(Source records)

--- --- ---

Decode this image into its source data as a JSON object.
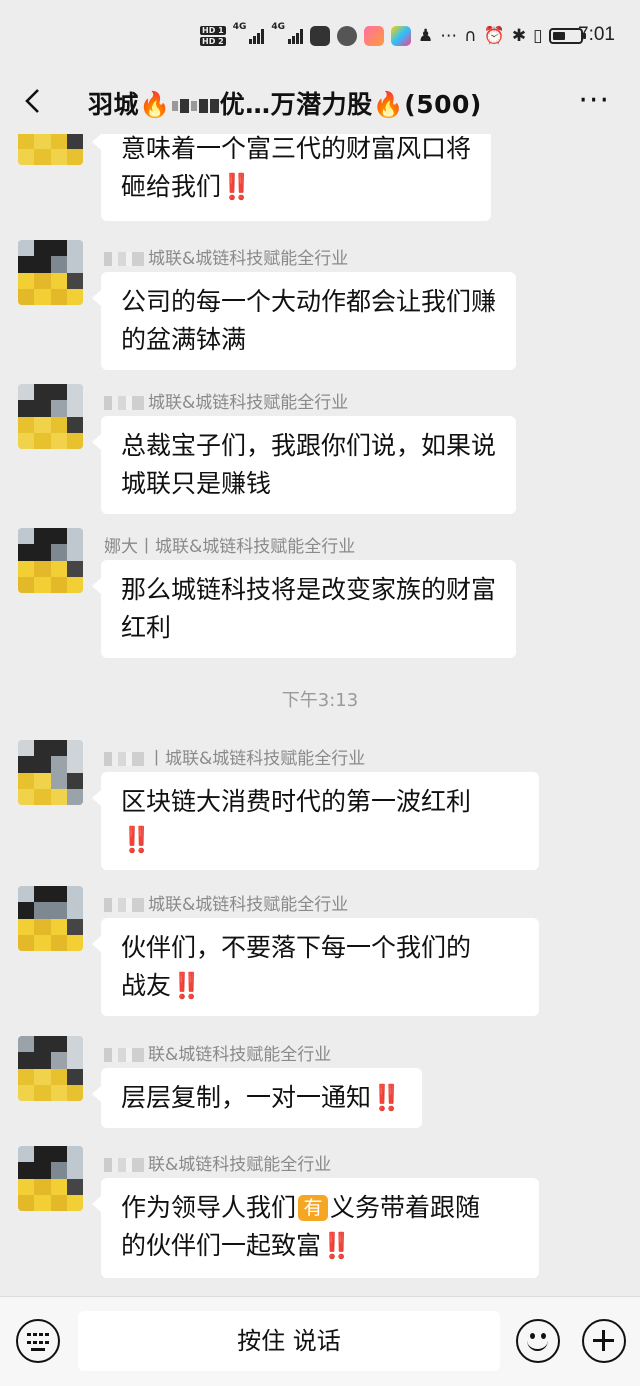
{
  "status_bar": {
    "time": "7:01",
    "network_labels": [
      "HD 1",
      "HD 2"
    ],
    "signal_labels": [
      "4G",
      "4G"
    ],
    "icons": [
      "hd-icon",
      "signal-4g-icon",
      "signal-4g-icon",
      "app-icon",
      "app-icon",
      "app-icon",
      "app-icon",
      "qq-icon",
      "more-dots-icon",
      "headphones-icon",
      "alarm-icon",
      "bluetooth-icon",
      "vibrate-icon",
      "battery-icon"
    ],
    "battery_level": 0.45
  },
  "nav": {
    "title_prefix": "羽城🔥",
    "title_suffix": "优…万潜力股🔥(500)",
    "back_icon": "chevron-left-icon",
    "more_icon": "more-icon"
  },
  "messages": [
    {
      "sender": "",
      "lines": [
        "意味着一个富三代的财富风口将",
        "砸给我们‼️"
      ]
    },
    {
      "sender": "城联&城链科技赋能全行业",
      "lines": [
        "公司的每一个大动作都会让我们赚",
        "的盆满钵满"
      ]
    },
    {
      "sender": "城联&城链科技赋能全行业",
      "lines": [
        "总裁宝子们，我跟你们说，如果说",
        "城联只是赚钱"
      ]
    },
    {
      "sender": "娜大丨城联&城链科技赋能全行业",
      "lines": [
        "那么城链科技将是改变家族的财富",
        "红利"
      ]
    },
    {
      "sender": "丨城联&城链科技赋能全行业",
      "lines": [
        "区块链大消费时代的第一波红利",
        "‼️"
      ]
    },
    {
      "sender": "城联&城链科技赋能全行业",
      "lines": [
        "伙伴们，不要落下每一个我们的",
        "战友‼️"
      ]
    },
    {
      "sender": "联&城链科技赋能全行业",
      "lines": [
        "层层复制，一对一通知‼️"
      ]
    },
    {
      "sender": "联&城链科技赋能全行业",
      "lines": [
        "作为领导人我们",
        "的伙伴们一起致富‼️"
      ],
      "badge": "有",
      "line1_tail": "义务带着跟随"
    }
  ],
  "time_separator": "下午3:13",
  "input": {
    "hold_to_talk": "按住 说话",
    "keyboard_icon": "keyboard-icon",
    "emoji_icon": "emoji-icon",
    "plus_icon": "plus-icon"
  }
}
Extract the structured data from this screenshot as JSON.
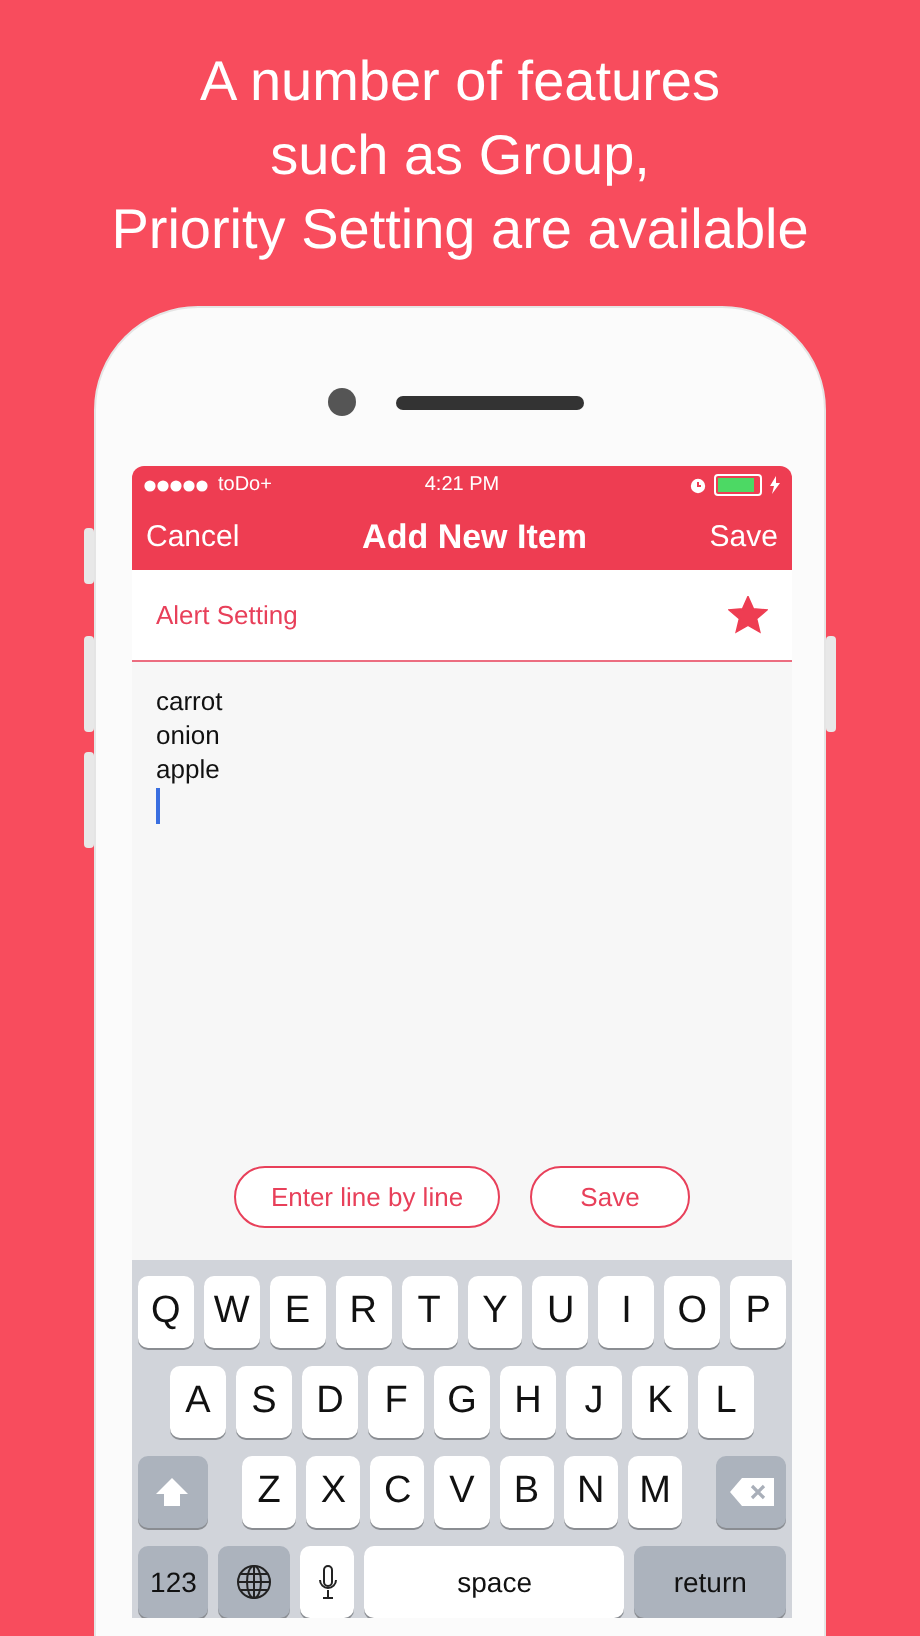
{
  "headline": [
    "A number of features",
    "such as Group,",
    "Priority Setting are available"
  ],
  "status_bar": {
    "carrier": "toDo+",
    "time": "4:21 PM"
  },
  "nav_bar": {
    "left": "Cancel",
    "title": "Add New Item",
    "right": "Save"
  },
  "alert_row": {
    "label": "Alert Setting",
    "starred": true
  },
  "note": {
    "text": "carrot\nonion\napple",
    "focused": true
  },
  "buttons": [
    {
      "label": "Enter line by line"
    },
    {
      "label": "Save"
    }
  ],
  "keyboard": {
    "rows": [
      {
        "keys": [
          {
            "kind": "letter",
            "label": "Q"
          },
          {
            "kind": "letter",
            "label": "W"
          },
          {
            "kind": "letter",
            "label": "E"
          },
          {
            "kind": "letter",
            "label": "R"
          },
          {
            "kind": "letter",
            "label": "T"
          },
          {
            "kind": "letter",
            "label": "Y"
          },
          {
            "kind": "letter",
            "label": "U"
          },
          {
            "kind": "letter",
            "label": "I"
          },
          {
            "kind": "letter",
            "label": "O"
          },
          {
            "kind": "letter",
            "label": "P"
          }
        ]
      },
      {
        "keys": [
          {
            "kind": "letter",
            "label": "A"
          },
          {
            "kind": "letter",
            "label": "S"
          },
          {
            "kind": "letter",
            "label": "D"
          },
          {
            "kind": "letter",
            "label": "F"
          },
          {
            "kind": "letter",
            "label": "G"
          },
          {
            "kind": "letter",
            "label": "H"
          },
          {
            "kind": "letter",
            "label": "J"
          },
          {
            "kind": "letter",
            "label": "K"
          },
          {
            "kind": "letter",
            "label": "L"
          }
        ]
      },
      {
        "keys": [
          {
            "kind": "shift"
          },
          {
            "kind": "letter",
            "label": "Z"
          },
          {
            "kind": "letter",
            "label": "X"
          },
          {
            "kind": "letter",
            "label": "C"
          },
          {
            "kind": "letter",
            "label": "V"
          },
          {
            "kind": "letter",
            "label": "B"
          },
          {
            "kind": "letter",
            "label": "N"
          },
          {
            "kind": "letter",
            "label": "M"
          },
          {
            "kind": "delete"
          }
        ]
      },
      {
        "keys": [
          {
            "kind": "numbers",
            "label": "123"
          },
          {
            "kind": "globe"
          },
          {
            "kind": "mic"
          },
          {
            "kind": "space",
            "label": "space"
          },
          {
            "kind": "return",
            "label": "return"
          }
        ]
      }
    ]
  }
}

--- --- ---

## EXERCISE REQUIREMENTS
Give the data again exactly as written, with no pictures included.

## YOUR RESPONSE
Decode this image into its source data as a JSON object.
{
  "status_bar": {
    "time": "7:01",
    "network_labels": [
      "HD 1",
      "HD 2"
    ],
    "signal_labels": [
      "4G",
      "4G"
    ],
    "icons": [
      "hd-icon",
      "signal-4g-icon",
      "signal-4g-icon",
      "app-icon",
      "app-icon",
      "app-icon",
      "app-icon",
      "qq-icon",
      "more-dots-icon",
      "headphones-icon",
      "alarm-icon",
      "bluetooth-icon",
      "vibrate-icon",
      "battery-icon"
    ],
    "battery_level": 0.45
  },
  "nav": {
    "title_prefix": "羽城🔥",
    "title_suffix": "优…万潜力股🔥(500)",
    "back_icon": "chevron-left-icon",
    "more_icon": "more-icon"
  },
  "messages": [
    {
      "sender": "",
      "lines": [
        "意味着一个富三代的财富风口将",
        "砸给我们‼️"
      ]
    },
    {
      "sender": "城联&城链科技赋能全行业",
      "lines": [
        "公司的每一个大动作都会让我们赚",
        "的盆满钵满"
      ]
    },
    {
      "sender": "城联&城链科技赋能全行业",
      "lines": [
        "总裁宝子们，我跟你们说，如果说",
        "城联只是赚钱"
      ]
    },
    {
      "sender": "娜大丨城联&城链科技赋能全行业",
      "lines": [
        "那么城链科技将是改变家族的财富",
        "红利"
      ]
    },
    {
      "sender": "丨城联&城链科技赋能全行业",
      "lines": [
        "区块链大消费时代的第一波红利",
        "‼️"
      ]
    },
    {
      "sender": "城联&城链科技赋能全行业",
      "lines": [
        "伙伴们，不要落下每一个我们的",
        "战友‼️"
      ]
    },
    {
      "sender": "联&城链科技赋能全行业",
      "lines": [
        "层层复制，一对一通知‼️"
      ]
    },
    {
      "sender": "联&城链科技赋能全行业",
      "lines": [
        "作为领导人我们",
        "的伙伴们一起致富‼️"
      ],
      "badge": "有",
      "line1_tail": "义务带着跟随"
    }
  ],
  "time_separator": "下午3:13",
  "input": {
    "hold_to_talk": "按住 说话",
    "keyboard_icon": "keyboard-icon",
    "emoji_icon": "emoji-icon",
    "plus_icon": "plus-icon"
  }
}
Extract the structured data from this screenshot as JSON.
{
  "headline": [
    "A number of features",
    "such as Group,",
    "Priority Setting are available"
  ],
  "status_bar": {
    "carrier": "toDo+",
    "time": "4:21 PM"
  },
  "nav_bar": {
    "left": "Cancel",
    "title": "Add New Item",
    "right": "Save"
  },
  "alert_row": {
    "label": "Alert Setting",
    "starred": true
  },
  "note": {
    "text": "carrot\nonion\napple",
    "focused": true
  },
  "buttons": [
    {
      "label": "Enter line by line"
    },
    {
      "label": "Save"
    }
  ],
  "keyboard": {
    "rows": [
      {
        "keys": [
          {
            "kind": "letter",
            "label": "Q"
          },
          {
            "kind": "letter",
            "label": "W"
          },
          {
            "kind": "letter",
            "label": "E"
          },
          {
            "kind": "letter",
            "label": "R"
          },
          {
            "kind": "letter",
            "label": "T"
          },
          {
            "kind": "letter",
            "label": "Y"
          },
          {
            "kind": "letter",
            "label": "U"
          },
          {
            "kind": "letter",
            "label": "I"
          },
          {
            "kind": "letter",
            "label": "O"
          },
          {
            "kind": "letter",
            "label": "P"
          }
        ]
      },
      {
        "keys": [
          {
            "kind": "letter",
            "label": "A"
          },
          {
            "kind": "letter",
            "label": "S"
          },
          {
            "kind": "letter",
            "label": "D"
          },
          {
            "kind": "letter",
            "label": "F"
          },
          {
            "kind": "letter",
            "label": "G"
          },
          {
            "kind": "letter",
            "label": "H"
          },
          {
            "kind": "letter",
            "label": "J"
          },
          {
            "kind": "letter",
            "label": "K"
          },
          {
            "kind": "letter",
            "label": "L"
          }
        ]
      },
      {
        "keys": [
          {
            "kind": "shift"
          },
          {
            "kind": "letter",
            "label": "Z"
          },
          {
            "kind": "letter",
            "label": "X"
          },
          {
            "kind": "letter",
            "label": "C"
          },
          {
            "kind": "letter",
            "label": "V"
          },
          {
            "kind": "letter",
            "label": "B"
          },
          {
            "kind": "letter",
            "label": "N"
          },
          {
            "kind": "letter",
            "label": "M"
          },
          {
            "kind": "delete"
          }
        ]
      },
      {
        "keys": [
          {
            "kind": "numbers",
            "label": "123"
          },
          {
            "kind": "globe"
          },
          {
            "kind": "mic"
          },
          {
            "kind": "space",
            "label": "space"
          },
          {
            "kind": "return",
            "label": "return"
          }
        ]
      }
    ]
  }
}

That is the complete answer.